Collected data entries

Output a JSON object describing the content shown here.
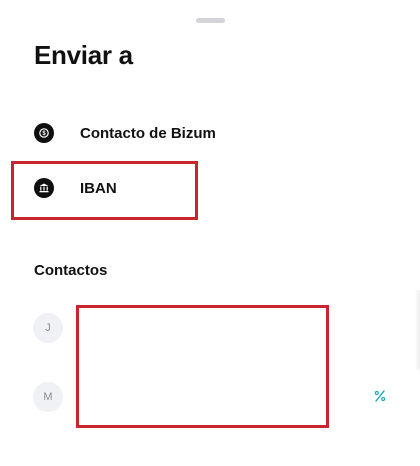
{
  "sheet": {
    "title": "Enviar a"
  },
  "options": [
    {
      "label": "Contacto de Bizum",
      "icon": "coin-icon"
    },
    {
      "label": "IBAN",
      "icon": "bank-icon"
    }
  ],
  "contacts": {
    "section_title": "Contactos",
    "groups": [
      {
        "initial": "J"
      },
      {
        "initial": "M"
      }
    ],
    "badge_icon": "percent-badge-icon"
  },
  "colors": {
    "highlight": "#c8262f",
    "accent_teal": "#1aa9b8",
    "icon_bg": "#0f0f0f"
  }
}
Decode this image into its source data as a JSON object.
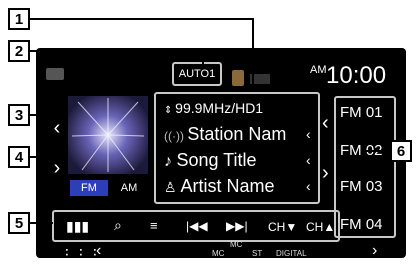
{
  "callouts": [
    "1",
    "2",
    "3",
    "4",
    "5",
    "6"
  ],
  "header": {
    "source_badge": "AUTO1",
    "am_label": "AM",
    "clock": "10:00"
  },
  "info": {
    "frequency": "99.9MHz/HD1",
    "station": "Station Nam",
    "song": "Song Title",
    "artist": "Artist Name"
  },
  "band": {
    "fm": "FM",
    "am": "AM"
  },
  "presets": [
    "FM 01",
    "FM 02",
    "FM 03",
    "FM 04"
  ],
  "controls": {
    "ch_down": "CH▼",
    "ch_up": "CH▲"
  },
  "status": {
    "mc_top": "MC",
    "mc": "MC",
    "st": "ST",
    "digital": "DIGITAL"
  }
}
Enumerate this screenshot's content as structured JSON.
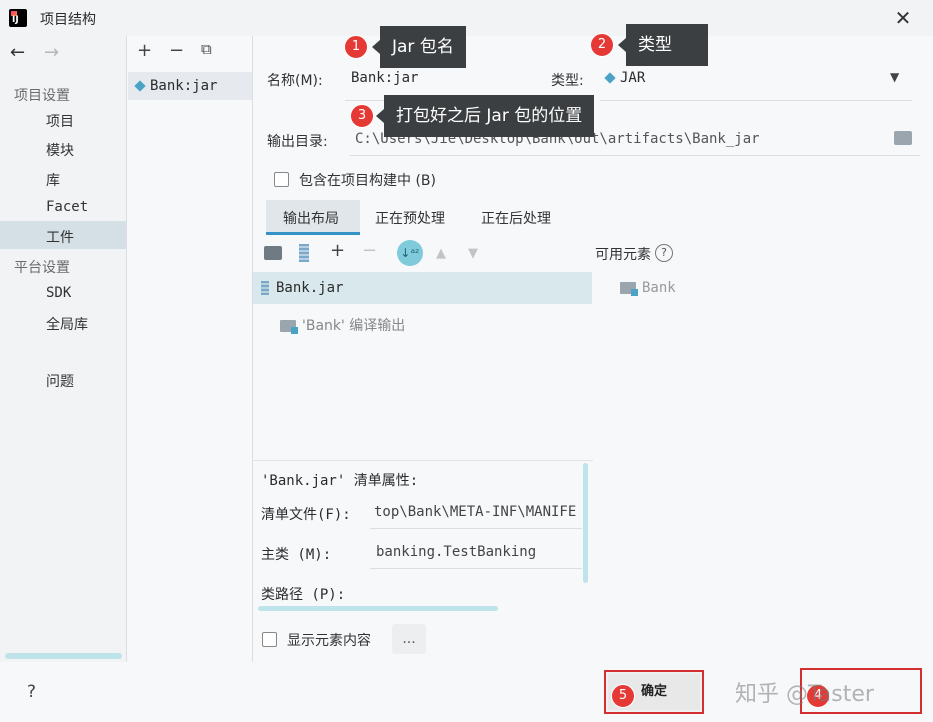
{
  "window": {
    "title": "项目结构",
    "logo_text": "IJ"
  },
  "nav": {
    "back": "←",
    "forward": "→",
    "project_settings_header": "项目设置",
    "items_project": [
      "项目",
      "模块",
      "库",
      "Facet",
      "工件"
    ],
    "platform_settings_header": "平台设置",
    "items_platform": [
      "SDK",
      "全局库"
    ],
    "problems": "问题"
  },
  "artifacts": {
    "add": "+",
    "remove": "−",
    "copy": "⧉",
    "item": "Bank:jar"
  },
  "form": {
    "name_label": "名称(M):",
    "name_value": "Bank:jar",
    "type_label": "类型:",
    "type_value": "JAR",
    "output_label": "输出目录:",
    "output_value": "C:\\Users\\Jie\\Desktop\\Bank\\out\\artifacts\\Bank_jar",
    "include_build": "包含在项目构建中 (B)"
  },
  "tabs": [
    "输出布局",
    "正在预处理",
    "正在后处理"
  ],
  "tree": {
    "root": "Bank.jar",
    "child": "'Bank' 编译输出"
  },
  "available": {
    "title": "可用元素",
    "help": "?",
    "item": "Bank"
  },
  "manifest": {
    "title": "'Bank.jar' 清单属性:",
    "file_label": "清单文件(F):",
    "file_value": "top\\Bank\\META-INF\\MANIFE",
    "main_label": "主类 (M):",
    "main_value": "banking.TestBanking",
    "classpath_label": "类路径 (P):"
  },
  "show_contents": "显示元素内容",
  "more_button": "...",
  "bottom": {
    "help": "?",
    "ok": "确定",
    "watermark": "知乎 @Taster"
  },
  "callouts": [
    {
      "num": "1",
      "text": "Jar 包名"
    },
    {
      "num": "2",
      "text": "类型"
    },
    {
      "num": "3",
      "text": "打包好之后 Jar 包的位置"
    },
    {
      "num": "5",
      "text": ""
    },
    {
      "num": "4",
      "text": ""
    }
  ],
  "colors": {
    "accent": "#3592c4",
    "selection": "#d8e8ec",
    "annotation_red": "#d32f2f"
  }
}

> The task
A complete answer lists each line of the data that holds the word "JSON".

> Answer for the task
Output a JSON object describing the content shown here.
Decode this image into its source data as a JSON object.
Enumerate this screenshot's content as structured JSON.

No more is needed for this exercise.